It is fascinating that in a country where we waste up to 40% of our food which as Jonathan Bloom recently said in an interview with CNN, is enough wasted food to fill the 90,000 seat Rosebowl stadium daily, that families are food insecure and food deserts are flourishing. The useless and toothless USDA is putting that number at 25%, and if we go with those surely lowballed numbers, that still translates into 360 million barrels of oil wasted a day.
The phrase food desert describes areas that have little or no access to foods needed to maintain a healthy diet (like fruits and vegetables) but are often served by plenty of fast food restaurants. The entire city of Detroit is considered such as area and has not one major food chain in residence. The remaining residents of this rapidly shrinking city have decided that living in a food desert is unacceptable and have taken on as a solution Urban Agriculture or Guerilla Gardening which is the practice of growing food anywhere one can from vacant lots to park grounds to abandoned front yards.
Infuse Detroit is one such group and they boast that they have grown over 2000 tons of food that they have given to food shelters and the like. Their gardens have no fences and they encourage the residents of Detroit to take from them what they need.
Another amazing group hard at the tilling and the growing is D-Town Farm.

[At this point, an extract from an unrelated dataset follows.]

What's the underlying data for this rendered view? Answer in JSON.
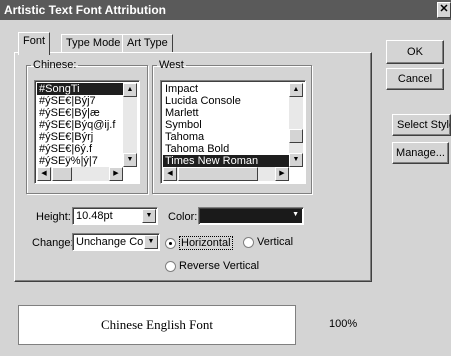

The intro to this clip is a little rough but well worth the watch.
Grown in Detroit is an amazing Co-op that not only has a farmers market for the farmers to sell their locally grown produce, but helps the farmers sell to restaurants and other retail spaces.
- From Motown to Growtown: The greening of Detroit (grist.org)
- Improving access to fresh food in Detriot (eatocracy.cnn.com)
- Three projects that are watering Detroit’s ‘food desert’ (grist.org)
- American Cities Should Model Themselves After…Detroit? (food.change.org)
- The Clean Plate Club as a solution to climate change? (sfgate.com)